If you are looking at Carvin guitars you probably know what the weakest part of the guitars are. The weakest part on these guitars are the stock pickups. Since Carvin makes everything in house they make their own pickups and they just arent that good at it. This example had a set of Seymour Duncans swapped in and I have used stock Carvin pickups it was like night and day in tone. The guitar has great natural tone already but with some high quality pickups you can really take advantage of the natural tone. The guitar had a JB in the bridge and a Jazz in the neck. The JB in the bridge is a classic bridge pickup. It puts out that classic hot rodded PAF tone. It is just tight enough to do metal but lose and saggy enough to do all your favorite rock and classic rock riffs. The Jazz in the neck is like a more modern 59. It is super smooth like a 59 but has a bit more high end bite so it does not get as muddy with a high gain tone.
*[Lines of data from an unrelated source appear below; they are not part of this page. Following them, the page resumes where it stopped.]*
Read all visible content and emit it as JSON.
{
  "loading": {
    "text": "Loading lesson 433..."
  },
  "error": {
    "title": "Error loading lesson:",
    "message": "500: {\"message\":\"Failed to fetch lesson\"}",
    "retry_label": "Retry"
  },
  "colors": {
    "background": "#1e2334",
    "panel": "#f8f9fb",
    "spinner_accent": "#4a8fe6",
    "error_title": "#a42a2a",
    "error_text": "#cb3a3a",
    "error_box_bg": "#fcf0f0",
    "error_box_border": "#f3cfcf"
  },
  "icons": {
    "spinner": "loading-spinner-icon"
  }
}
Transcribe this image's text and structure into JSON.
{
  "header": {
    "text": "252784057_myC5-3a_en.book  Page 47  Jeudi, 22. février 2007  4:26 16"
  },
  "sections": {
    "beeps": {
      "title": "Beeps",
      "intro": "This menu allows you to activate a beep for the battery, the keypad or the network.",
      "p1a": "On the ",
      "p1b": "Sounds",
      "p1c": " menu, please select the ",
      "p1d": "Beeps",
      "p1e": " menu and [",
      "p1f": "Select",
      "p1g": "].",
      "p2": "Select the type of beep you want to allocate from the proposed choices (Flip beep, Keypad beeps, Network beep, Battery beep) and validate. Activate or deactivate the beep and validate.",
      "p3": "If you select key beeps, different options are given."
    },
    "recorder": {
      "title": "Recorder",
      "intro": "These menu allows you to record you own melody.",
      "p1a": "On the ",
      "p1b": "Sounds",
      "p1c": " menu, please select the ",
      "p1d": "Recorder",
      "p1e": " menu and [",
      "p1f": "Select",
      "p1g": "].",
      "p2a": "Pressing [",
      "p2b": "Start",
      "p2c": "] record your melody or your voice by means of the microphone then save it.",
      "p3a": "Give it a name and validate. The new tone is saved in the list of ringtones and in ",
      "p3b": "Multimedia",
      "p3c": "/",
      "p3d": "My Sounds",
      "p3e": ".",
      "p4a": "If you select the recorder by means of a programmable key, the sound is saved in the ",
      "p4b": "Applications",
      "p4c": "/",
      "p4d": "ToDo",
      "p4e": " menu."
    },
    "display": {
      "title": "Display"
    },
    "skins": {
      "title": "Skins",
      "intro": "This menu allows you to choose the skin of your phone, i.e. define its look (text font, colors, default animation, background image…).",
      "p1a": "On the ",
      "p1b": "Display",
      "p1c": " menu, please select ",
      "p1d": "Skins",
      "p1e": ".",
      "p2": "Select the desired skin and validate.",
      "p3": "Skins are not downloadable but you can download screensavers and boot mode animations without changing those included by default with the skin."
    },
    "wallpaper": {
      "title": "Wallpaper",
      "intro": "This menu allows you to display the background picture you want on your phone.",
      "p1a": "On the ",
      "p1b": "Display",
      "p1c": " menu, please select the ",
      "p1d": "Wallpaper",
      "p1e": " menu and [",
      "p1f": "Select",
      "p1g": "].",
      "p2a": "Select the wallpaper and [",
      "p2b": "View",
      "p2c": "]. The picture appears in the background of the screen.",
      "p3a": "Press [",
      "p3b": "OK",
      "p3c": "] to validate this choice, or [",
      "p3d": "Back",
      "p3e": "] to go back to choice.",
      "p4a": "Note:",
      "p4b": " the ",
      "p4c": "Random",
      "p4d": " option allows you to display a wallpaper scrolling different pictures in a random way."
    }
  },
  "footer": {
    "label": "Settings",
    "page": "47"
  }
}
More people should check out Carvin guitars. They sell everything factory direct so there is no middle man like Guitar Center or Musicians Friend to jack up the price on you. Everything is made in America with Custom Shop quality and at factory direct prices you can get a lot of guitar for little money. With a guitar like this you pretty much get a Custom Shop Les Paul style guitar and the guitar I was trying out was built for less than 1200 dollars. And for that price you get a ton of features you would never find on any Gibson for that price like locking tuners and stainless steel frets. Even with the price of swapping pickups you are still getting a guitar for like half the price you would be paying for a Custom Shop Gibson.